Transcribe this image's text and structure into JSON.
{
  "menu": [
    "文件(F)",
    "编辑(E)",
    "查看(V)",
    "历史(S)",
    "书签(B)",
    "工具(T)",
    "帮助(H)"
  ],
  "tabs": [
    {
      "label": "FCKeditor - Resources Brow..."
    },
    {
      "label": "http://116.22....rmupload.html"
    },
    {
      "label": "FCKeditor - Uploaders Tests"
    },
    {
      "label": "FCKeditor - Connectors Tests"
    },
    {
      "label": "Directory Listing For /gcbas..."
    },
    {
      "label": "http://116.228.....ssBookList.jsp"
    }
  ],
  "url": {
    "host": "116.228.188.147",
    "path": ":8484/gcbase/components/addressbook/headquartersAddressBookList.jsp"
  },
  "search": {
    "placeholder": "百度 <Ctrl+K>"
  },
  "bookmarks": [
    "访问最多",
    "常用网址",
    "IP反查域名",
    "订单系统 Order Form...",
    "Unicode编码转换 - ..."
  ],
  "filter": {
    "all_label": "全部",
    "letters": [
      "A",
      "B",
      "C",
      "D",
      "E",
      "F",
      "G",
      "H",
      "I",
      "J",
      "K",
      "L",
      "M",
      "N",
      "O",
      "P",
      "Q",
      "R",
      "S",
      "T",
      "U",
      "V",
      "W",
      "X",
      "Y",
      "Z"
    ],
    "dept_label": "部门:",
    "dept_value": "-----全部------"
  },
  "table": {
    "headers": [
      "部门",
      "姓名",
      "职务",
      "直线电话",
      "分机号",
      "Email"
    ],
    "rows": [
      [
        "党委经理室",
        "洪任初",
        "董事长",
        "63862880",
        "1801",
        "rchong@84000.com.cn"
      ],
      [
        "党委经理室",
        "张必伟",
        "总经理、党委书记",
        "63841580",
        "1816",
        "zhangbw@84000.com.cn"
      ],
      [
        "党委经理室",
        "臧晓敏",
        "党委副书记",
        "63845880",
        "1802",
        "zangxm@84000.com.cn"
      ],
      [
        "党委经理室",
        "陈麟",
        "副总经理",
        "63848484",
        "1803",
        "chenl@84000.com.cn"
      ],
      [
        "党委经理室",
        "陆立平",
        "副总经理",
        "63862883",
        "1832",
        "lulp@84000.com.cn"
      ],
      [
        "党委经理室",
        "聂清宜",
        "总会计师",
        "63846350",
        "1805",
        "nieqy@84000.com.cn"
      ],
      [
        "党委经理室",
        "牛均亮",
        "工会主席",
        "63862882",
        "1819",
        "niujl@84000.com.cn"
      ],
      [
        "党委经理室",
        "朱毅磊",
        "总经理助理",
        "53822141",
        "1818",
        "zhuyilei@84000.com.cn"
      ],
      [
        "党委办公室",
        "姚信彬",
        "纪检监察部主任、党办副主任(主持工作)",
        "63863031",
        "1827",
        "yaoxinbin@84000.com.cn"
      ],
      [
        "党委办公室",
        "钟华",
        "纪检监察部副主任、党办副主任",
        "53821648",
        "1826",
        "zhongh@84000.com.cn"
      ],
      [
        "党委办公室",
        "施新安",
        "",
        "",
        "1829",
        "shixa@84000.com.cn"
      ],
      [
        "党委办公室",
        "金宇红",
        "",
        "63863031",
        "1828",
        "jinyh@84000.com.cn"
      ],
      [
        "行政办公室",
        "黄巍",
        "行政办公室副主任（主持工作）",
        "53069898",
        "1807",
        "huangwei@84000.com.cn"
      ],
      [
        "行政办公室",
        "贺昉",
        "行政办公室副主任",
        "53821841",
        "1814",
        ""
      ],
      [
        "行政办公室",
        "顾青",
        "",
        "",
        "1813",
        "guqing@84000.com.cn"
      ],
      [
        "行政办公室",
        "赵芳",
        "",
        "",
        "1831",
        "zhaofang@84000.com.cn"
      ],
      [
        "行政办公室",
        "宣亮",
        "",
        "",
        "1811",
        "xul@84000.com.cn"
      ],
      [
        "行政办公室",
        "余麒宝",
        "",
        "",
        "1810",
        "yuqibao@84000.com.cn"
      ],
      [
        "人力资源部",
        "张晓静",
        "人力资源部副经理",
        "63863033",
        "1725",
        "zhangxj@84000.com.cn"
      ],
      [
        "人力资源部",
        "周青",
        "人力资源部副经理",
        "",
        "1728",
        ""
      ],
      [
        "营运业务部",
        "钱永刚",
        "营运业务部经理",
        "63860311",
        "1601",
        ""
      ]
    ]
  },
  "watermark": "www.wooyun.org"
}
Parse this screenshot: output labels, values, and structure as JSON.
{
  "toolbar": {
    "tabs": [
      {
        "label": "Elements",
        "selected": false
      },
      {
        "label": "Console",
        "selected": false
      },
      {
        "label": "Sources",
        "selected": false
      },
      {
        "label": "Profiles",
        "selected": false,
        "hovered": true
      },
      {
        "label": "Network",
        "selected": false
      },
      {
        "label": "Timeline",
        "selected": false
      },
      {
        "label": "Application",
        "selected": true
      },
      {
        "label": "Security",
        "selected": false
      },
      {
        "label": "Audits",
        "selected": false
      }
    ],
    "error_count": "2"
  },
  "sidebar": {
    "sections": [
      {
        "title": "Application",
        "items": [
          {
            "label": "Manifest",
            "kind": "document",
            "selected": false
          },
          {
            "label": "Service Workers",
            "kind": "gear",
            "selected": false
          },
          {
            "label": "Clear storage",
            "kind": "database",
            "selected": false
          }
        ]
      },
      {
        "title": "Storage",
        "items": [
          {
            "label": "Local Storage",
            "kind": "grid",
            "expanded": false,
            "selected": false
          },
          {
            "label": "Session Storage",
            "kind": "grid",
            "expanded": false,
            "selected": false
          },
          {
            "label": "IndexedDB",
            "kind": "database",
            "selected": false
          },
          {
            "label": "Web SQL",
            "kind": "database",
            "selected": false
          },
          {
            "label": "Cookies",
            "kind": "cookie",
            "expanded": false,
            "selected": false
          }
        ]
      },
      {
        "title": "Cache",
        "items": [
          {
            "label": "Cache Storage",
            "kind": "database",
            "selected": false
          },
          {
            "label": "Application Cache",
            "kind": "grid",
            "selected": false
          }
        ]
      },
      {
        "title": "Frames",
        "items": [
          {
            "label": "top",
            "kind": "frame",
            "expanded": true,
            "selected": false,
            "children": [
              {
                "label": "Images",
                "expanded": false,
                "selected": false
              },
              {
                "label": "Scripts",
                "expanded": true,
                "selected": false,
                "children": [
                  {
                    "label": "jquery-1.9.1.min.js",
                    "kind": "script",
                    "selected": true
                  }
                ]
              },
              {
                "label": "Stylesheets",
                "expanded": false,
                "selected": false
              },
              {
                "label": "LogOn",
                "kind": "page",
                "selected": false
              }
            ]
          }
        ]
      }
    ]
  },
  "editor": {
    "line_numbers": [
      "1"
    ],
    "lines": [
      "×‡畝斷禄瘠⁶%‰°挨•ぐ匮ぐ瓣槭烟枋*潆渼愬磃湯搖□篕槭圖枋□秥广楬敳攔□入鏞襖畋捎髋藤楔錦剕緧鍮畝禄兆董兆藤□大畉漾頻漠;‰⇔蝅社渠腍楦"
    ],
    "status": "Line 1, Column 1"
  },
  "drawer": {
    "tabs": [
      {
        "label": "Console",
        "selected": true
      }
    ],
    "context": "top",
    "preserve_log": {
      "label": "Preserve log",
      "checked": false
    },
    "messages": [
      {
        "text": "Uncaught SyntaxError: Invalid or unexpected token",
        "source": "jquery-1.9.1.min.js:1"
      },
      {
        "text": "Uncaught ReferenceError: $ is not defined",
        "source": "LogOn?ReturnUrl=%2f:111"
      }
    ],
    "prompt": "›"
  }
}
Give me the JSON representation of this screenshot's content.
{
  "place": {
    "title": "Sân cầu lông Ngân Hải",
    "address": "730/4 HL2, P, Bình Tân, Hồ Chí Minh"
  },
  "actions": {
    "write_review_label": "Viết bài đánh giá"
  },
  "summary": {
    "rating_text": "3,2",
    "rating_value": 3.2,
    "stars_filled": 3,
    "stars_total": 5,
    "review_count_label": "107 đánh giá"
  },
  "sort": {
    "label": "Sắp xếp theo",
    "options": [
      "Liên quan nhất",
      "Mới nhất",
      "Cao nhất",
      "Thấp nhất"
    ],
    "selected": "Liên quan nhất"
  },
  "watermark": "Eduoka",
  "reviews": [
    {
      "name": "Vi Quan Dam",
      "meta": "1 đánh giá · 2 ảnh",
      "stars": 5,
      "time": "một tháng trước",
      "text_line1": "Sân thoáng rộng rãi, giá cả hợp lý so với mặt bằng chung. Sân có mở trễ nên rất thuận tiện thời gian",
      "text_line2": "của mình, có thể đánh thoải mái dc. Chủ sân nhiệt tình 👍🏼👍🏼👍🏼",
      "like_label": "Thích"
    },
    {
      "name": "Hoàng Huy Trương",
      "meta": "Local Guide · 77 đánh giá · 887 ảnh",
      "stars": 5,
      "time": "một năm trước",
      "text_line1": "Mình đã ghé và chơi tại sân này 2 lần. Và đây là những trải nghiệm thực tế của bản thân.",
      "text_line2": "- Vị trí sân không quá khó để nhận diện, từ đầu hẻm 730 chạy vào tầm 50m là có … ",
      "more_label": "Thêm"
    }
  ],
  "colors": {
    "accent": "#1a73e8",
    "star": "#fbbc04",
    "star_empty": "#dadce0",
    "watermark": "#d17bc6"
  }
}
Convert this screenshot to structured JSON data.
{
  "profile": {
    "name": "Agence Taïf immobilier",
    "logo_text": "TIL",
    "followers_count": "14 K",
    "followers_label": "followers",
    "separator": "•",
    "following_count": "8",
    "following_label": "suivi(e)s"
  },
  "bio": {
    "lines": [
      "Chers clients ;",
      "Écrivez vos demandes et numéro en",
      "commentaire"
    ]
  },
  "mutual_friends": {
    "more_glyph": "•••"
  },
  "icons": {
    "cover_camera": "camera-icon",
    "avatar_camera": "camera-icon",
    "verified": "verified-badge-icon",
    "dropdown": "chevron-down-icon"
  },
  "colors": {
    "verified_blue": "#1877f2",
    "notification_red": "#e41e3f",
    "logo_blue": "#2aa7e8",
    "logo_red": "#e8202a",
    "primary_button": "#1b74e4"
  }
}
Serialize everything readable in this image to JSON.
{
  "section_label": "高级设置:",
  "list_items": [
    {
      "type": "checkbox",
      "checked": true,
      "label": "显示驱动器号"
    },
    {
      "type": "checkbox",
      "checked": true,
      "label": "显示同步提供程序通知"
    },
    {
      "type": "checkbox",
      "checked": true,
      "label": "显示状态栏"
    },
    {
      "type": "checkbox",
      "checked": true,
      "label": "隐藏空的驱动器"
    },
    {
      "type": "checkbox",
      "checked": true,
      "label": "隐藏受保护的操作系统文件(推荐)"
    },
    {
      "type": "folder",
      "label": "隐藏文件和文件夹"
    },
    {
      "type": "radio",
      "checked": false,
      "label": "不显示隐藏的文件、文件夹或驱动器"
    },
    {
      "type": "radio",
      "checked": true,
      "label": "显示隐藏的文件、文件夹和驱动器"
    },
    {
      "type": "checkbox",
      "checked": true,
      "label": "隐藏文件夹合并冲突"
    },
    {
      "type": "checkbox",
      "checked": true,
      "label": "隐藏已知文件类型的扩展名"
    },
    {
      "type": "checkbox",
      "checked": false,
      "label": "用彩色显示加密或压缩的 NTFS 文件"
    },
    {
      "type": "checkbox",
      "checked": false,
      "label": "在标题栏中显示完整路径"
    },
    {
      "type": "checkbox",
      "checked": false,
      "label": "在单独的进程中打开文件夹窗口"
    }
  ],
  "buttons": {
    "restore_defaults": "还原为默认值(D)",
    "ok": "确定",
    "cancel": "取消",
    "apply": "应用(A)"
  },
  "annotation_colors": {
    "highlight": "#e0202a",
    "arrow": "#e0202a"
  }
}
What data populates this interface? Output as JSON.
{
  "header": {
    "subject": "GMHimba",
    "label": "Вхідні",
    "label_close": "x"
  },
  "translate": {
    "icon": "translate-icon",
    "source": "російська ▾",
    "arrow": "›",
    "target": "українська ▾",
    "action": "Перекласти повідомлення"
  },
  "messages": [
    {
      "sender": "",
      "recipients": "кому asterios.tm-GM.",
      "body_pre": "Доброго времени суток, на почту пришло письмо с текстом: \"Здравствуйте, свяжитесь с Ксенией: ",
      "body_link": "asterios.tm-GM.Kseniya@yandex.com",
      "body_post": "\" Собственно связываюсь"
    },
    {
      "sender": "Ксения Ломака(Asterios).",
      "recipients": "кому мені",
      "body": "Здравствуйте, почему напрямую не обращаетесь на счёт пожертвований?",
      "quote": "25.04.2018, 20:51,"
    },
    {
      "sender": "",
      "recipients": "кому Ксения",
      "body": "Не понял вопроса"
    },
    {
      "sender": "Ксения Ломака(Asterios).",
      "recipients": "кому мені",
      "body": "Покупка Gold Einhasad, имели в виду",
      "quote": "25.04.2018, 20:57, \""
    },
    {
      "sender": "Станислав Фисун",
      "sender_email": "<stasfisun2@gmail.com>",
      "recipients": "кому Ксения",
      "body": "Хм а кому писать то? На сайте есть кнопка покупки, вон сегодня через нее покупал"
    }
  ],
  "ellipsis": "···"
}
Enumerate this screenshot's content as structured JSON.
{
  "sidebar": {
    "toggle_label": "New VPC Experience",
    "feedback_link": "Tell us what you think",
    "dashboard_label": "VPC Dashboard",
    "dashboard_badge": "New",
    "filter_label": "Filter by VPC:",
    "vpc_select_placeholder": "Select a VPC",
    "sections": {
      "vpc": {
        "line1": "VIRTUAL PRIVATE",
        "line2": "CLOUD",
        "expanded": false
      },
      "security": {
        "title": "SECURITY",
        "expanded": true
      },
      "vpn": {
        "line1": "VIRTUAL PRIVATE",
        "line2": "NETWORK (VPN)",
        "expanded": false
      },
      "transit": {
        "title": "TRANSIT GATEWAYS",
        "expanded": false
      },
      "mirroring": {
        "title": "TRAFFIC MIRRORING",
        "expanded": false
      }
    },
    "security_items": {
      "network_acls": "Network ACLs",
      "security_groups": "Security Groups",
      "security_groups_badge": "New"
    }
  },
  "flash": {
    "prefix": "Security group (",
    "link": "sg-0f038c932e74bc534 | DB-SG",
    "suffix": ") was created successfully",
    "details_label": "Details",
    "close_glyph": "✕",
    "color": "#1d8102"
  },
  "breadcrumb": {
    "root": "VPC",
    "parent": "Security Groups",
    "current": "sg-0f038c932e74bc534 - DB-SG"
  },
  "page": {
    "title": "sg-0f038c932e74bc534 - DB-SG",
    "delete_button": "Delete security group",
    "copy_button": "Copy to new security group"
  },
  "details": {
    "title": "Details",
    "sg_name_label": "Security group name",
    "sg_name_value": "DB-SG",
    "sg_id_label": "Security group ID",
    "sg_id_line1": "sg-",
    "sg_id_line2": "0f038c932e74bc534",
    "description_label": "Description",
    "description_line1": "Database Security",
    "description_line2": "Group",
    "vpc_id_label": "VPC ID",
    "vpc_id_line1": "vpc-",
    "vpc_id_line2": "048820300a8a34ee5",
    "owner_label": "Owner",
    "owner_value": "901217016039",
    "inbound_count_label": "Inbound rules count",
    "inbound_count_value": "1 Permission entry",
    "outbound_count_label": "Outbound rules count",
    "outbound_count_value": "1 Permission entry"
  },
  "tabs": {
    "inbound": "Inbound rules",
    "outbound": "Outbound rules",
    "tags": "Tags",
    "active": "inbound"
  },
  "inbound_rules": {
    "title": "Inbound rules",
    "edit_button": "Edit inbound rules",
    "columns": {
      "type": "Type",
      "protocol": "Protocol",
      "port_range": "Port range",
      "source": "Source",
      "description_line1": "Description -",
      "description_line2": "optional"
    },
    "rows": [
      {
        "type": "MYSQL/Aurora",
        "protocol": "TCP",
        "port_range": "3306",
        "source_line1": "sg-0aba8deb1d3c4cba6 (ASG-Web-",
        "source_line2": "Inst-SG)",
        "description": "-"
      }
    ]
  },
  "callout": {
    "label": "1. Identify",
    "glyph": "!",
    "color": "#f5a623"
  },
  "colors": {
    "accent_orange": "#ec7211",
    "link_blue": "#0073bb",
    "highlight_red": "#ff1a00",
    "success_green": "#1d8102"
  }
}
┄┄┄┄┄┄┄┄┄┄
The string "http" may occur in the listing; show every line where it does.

Response
      "label": "http://116.22....rmupload.html"
      "label": "http://116.228.....ssBookList.jsp"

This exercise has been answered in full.